Following the daring raid in Abbottabad, Pakistan, that killed Osama bin Laden, Pakistan's Ambassador to the United States Husain Haqqani went into diplomatic overdrive. The loquacious envoy has taken his case to Twitter, Charlie Rose, and news outlets across the country to reject his government's complicity in sheltering bin Laden -- even drawing a parallel between the U.S. failure to catch Whitey Bulger and Pakistan's failure to locate the terrorist mastermind.
But only a few years ago, Haqqani's take on Pakistan's relationship with Islamist groups did not track so neatly with the government line. "Washington should no longer condone the Pakistani military's support for Islamic militants, its use of its intelligence apparatus for controlling domestic politics, and its refusal to cede power to a constitutional democratic government," he wrote in his controversial 2005 book, Pakistan: Between Mosque and Military, authored while a visiting scholar at the Carnegie Endowment for International Peace.

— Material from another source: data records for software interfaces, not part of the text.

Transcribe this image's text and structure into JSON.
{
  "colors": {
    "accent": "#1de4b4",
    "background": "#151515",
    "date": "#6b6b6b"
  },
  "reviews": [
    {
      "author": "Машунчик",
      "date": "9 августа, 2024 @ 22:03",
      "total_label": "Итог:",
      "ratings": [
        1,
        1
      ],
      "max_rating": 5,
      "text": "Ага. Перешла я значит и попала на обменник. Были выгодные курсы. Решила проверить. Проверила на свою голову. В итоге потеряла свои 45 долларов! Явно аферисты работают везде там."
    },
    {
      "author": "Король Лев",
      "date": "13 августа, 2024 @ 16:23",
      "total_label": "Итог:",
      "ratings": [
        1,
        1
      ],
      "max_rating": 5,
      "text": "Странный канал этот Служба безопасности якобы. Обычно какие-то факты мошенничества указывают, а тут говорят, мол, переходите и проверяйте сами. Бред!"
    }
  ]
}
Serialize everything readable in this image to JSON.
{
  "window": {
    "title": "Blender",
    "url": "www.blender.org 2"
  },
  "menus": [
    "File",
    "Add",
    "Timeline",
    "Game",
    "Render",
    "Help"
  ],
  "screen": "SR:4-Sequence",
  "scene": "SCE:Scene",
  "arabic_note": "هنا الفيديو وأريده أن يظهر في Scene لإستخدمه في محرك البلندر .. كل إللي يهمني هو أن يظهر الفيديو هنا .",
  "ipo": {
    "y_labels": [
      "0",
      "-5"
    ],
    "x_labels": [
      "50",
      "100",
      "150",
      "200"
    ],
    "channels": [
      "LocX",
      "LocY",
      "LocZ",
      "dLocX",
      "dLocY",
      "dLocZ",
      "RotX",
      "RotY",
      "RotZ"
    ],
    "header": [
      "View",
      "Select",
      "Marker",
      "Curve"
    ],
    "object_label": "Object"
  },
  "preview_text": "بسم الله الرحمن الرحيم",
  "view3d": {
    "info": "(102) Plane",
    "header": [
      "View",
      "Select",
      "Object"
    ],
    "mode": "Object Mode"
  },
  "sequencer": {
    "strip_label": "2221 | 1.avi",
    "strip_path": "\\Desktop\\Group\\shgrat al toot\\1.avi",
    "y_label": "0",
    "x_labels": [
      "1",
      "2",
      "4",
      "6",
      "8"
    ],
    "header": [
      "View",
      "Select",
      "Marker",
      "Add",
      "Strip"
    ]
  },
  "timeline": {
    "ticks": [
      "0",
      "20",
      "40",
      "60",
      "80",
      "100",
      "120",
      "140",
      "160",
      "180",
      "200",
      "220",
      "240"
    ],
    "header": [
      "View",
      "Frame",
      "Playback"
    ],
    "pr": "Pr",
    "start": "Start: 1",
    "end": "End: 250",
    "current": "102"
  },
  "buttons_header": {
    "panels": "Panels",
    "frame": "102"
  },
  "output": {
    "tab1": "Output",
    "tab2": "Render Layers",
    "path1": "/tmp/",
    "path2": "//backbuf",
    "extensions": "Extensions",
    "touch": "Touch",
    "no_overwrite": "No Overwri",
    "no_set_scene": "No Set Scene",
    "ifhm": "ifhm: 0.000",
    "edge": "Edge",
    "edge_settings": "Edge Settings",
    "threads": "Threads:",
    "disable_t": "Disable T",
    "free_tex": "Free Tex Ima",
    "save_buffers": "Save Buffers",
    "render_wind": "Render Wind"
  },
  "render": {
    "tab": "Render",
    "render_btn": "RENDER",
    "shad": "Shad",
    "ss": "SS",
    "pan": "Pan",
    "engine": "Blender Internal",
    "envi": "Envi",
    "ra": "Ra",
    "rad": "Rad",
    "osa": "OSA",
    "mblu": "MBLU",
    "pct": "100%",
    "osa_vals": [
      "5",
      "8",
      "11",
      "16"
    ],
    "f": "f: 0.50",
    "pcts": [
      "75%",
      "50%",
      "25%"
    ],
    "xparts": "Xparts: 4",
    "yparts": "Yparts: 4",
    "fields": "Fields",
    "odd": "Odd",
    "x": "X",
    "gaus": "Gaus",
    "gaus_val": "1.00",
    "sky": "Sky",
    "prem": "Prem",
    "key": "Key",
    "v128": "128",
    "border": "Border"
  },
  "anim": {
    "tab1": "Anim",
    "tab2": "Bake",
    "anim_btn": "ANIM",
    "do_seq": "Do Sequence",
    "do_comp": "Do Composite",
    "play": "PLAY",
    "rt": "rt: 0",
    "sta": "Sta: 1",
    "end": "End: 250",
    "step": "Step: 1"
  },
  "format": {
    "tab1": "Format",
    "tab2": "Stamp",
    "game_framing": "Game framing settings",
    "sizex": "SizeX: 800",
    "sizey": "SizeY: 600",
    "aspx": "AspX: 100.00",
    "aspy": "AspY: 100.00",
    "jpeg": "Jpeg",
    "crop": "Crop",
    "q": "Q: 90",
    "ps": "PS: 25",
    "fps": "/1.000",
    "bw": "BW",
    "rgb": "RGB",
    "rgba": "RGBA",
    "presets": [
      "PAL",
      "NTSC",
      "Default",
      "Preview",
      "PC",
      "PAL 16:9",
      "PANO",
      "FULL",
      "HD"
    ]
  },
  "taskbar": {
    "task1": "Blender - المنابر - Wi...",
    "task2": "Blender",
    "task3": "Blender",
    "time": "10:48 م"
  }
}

In the book's conclusion, excerpts of which are printed below, Haqqani had sharp words for the Pakistani military's relationship with extremist groups and its effects on the country's development into a modern state. -Foreign Policy
In an effort to become an ideological state guided by a praetorian military, Pakistan has found itself accentuating its dysfunction, especially during the past two decades. The commitment or lack of commitment of the ordinary Pakistani citizen to Islam has hardly been the major issue in Pakistan's evolution. A large number of otherwise practicing Muslims have demonstrated through the ballot box time and again their desire to embrace pragmatic political and economic ideas. Most Pakistanis would probably be quite content with a state that would cater to their social needs, respect and protect their right to observe religion, and would not invoke Islam as its sole source of legitimacy; but the military's desire to dominate the political system and define Pakistan's national security priorities has been the most significant, although not the only, factor in encouraging an ideological paradigm for Pakistan.
At its birth, Pakistan started life with many disadvantages as the seceding state. Some of its security concerns, such as the need for a credible deterrent against India, are real, but the Pakistani military's desire for institutional supremacy within the country has created psychological and political layers to the Pakistani nation's sense of insecurity. The alliance between mosque and military in Pakistan maintains, and sometimes exaggerates, these psycho-political fears and helps both the Islamists and the generals in their exercise of political power. Support for the Pakistani military by the United States makes it difficult for Pakistan's weak, secular, civil society to assert itself and wean Pakistan from the rhetoric of Islamist ideology toward issues of real concern of Pakistan's citizens.
From the point of view of the United States, Pakistan offers few political choices. Although listed among the U.S. allies in the war on terrorism, Pakistan cannot be easily characterized as either friend or foe. Pakistan has become a major center of radical Islamist ideas and groups, largely because of its policies of support for Islamist militants fighting Indian rule in the disputed territory of Jammu and Kashmir as well as the Taliban in its pursuit of a client regime in Afghanistan. Since September 11, 2001, however, the selective cooperation of Pakistan's military ruler, General Pervez Musharraf - sharing intelligence with the United States and apprehending Al Qaeda members - has led to the assumption that Pakistan might be ready to give up its long-standing ties with radical Islam. At the same time, the United States cannot ignore the fact that Pakistan's status as an Islamic ideological state is rooted deeply in history and is linked closely with both the praetorian ambitions of Pakistan's military and the worldview of Pakistan's elite.
In the foreseeable future, Islam will remain a significant factor in Pakistan's politics. Musharraf and his likely successors from the ranks of the military, promising reform, will continue to seek U.S. economic and military assistance; yet the power of such promises is tempered by the strong links between Pakistan's military-intelligence and apparatus and extremist Islamists.